Typhoon Egay has left the Philippine Area of Responsibility (PAR), leaving a path of destruction and sorrow in its wake. Its erratic weather, which has mostly affected the northern regions, has created tremendous instability across the area. The typhoon is now threatening the Taiwan Strait and China, leaving the Philippines to deal with the aftermath.

The Typhoon Egay left PAR and The forthcoming Threat of Another Cyclone.
Image: US NOAA/Himawari 8 

Egay's impact is disastrous, with building damage and destroyed vegetation in the afflicted regions. Wind signals in these areas attest to the storm's influence, revealing the typhoon's ability to drastically modify terrain.

Typhoon Egay has claimed a large number of lives. It has caused widespread power outages, stranding tens of thousands of people and destroying the basic infrastructures that support everyday living. In addition, evacuations were carried out in Northern Luzon as a preventive measure against the devastating might of the typhoon. Five people are believed to have died as a result of the storm, a devastating result of nature's force.

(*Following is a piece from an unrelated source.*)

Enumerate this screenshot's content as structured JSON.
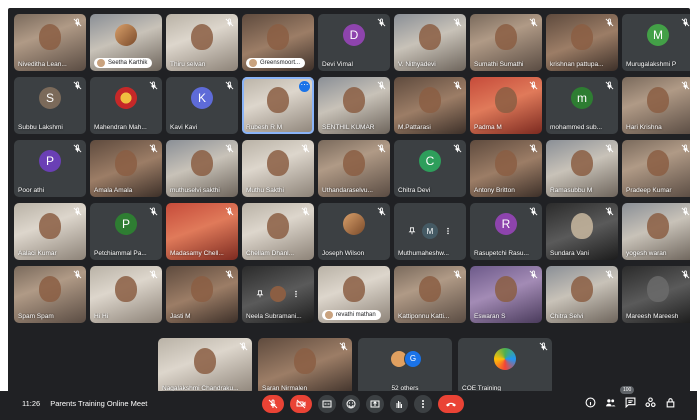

The Aftereffects of Habagat Enhanced by Egay

The departure of Egay does not mean that the Philippines' terrible weather conditions are over. The latest typhoon has exacerbated the habagat, or southwest monsoon. This powerful combination is expected to bring heavy rainfall to regions of Central and Southern Luzon during the next three days, signaling that the path to recovery will be difficult.

The increased habagat is expected to prolong the condition of flux, necessitating ongoing monitoring and preventative actions from both authorities and communities. It also implies that the Philippines should prepare for lengthy periods of severe rain and the attendant threats.

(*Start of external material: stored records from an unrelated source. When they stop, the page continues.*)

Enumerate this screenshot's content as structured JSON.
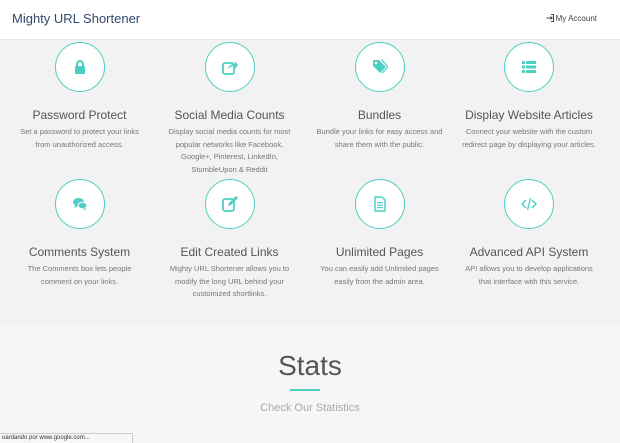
{
  "header": {
    "brand": "Mighty URL Shortener",
    "account_label": "My Account"
  },
  "features": [
    {
      "title": "Password Protect",
      "icon": "lock-icon",
      "desc": "Set a password to protect your links from unauthorized access."
    },
    {
      "title": "Social Media Counts",
      "icon": "share-icon",
      "desc": "Display social media counts for most popular networks like Facebook, Google+, Pinterest, LinkedIn, StumbleUpon & Reddit"
    },
    {
      "title": "Bundles",
      "icon": "tags-icon",
      "desc": "Bundle your links for easy access and share them with the public."
    },
    {
      "title": "Display Website Articles",
      "icon": "list-icon",
      "desc": "Connect your website with the custom redirect page by displaying your articles."
    },
    {
      "title": "Comments System",
      "icon": "comments-icon",
      "desc": "The Comments box lets people comment on your links."
    },
    {
      "title": "Edit Created Links",
      "icon": "edit-icon",
      "desc": "Mighty URL Shortener allows you to modify the long URL behind your customized shortlinks."
    },
    {
      "title": "Unlimited Pages",
      "icon": "file-icon",
      "desc": "You can easily add Unlimited pages easily from the admin area."
    },
    {
      "title": "Advanced API System",
      "icon": "code-icon",
      "desc": "API allows you to develop applications that interface with this service."
    }
  ],
  "stats": {
    "title": "Stats",
    "subtitle": "Check Our Statistics"
  },
  "status_bar": {
    "text": "uardando por www.google.com..."
  },
  "colors": {
    "accent": "#4ecfc3",
    "brand": "#2f4a6b"
  }
}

Another Cyclone Is on the Way

As the nation deals with the aftermath of Typhoon Egay, a new danger looms on the horizon: a typhoon forming beyond the Philippine Area of Responsibility. This storm, maybe dubbed Falcon, has the ability to exacerbate the habagat. This development would result in more rainfall in Luzon and the Visayas.

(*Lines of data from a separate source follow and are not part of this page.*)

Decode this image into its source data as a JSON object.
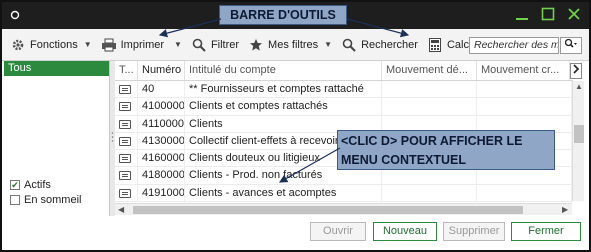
{
  "window": {
    "icon": "ring-icon"
  },
  "annotations": {
    "toolbar_callout": "BARRE D'OUTILS",
    "menu_callout_line1": "<CLIC D> POUR AFFICHER LE",
    "menu_callout_line2": "MENU CONTEXTUEL"
  },
  "toolbar": {
    "fonctions": "Fonctions",
    "imprimer": "Imprimer",
    "filtrer": "Filtrer",
    "mes_filtres": "Mes filtres",
    "rechercher": "Rechercher",
    "calculer": "Calculer",
    "search_placeholder": "Rechercher des mo"
  },
  "sidebar": {
    "selected": "Tous",
    "actifs": "Actifs",
    "actifs_checked": true,
    "en_sommeil": "En sommeil",
    "en_sommeil_checked": false
  },
  "grid": {
    "columns": [
      "T...",
      "Numéro",
      "Intitulé du compte",
      "Mouvement dé...",
      "Mouvement cr..."
    ],
    "rows": [
      {
        "numero": "40",
        "intitule": "** Fournisseurs et comptes rattaché"
      },
      {
        "numero": "41000000",
        "intitule": "Clients et comptes rattachés"
      },
      {
        "numero": "41100000",
        "intitule": "Clients"
      },
      {
        "numero": "41300000",
        "intitule": "Collectif client-effets à recevoir"
      },
      {
        "numero": "41600000",
        "intitule": "Clients douteux ou litigieux"
      },
      {
        "numero": "41800000",
        "intitule": "Clients - Prod. non facturés"
      },
      {
        "numero": "41910000",
        "intitule": "Clients - avances et acomptes"
      }
    ]
  },
  "footer": {
    "ouvrir": "Ouvrir",
    "nouveau": "Nouveau",
    "supprimer": "Supprimer",
    "fermer": "Fermer"
  },
  "colors": {
    "accent": "#2b8a3e",
    "window_controls": "#6ed34a",
    "callout_fill": "#8fa6c7"
  }
}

Even though Cyclone Falcon is not expected to make direct landfall, its impact might be significant. The cyclone's path may take it into the PAR as a powerful typhoon, compounding the region's already severe meteorological conditions.

This figure highlights the possible evolution of meteorological events in the future days, which might worsen current circumstances in the impacted areas.

The Next Steps

Finally, the impacts of Typhoon Egay are still being felt in the Philippines, even as the storm creeps closer to the Taiwan Strait and China. The increased habagat will continue to cause unfavorable weather conditions over Central and Southern Luzon. Concurrently, the danger of Cyclone Falcon looms big on the horizon, threatening to aggravate the situation further. As these events develop, sustained attention, good preparedness, and robust reaction mechanisms will be critical in reducing the effects and charting a course ahead in these difficult times.

Post a Comment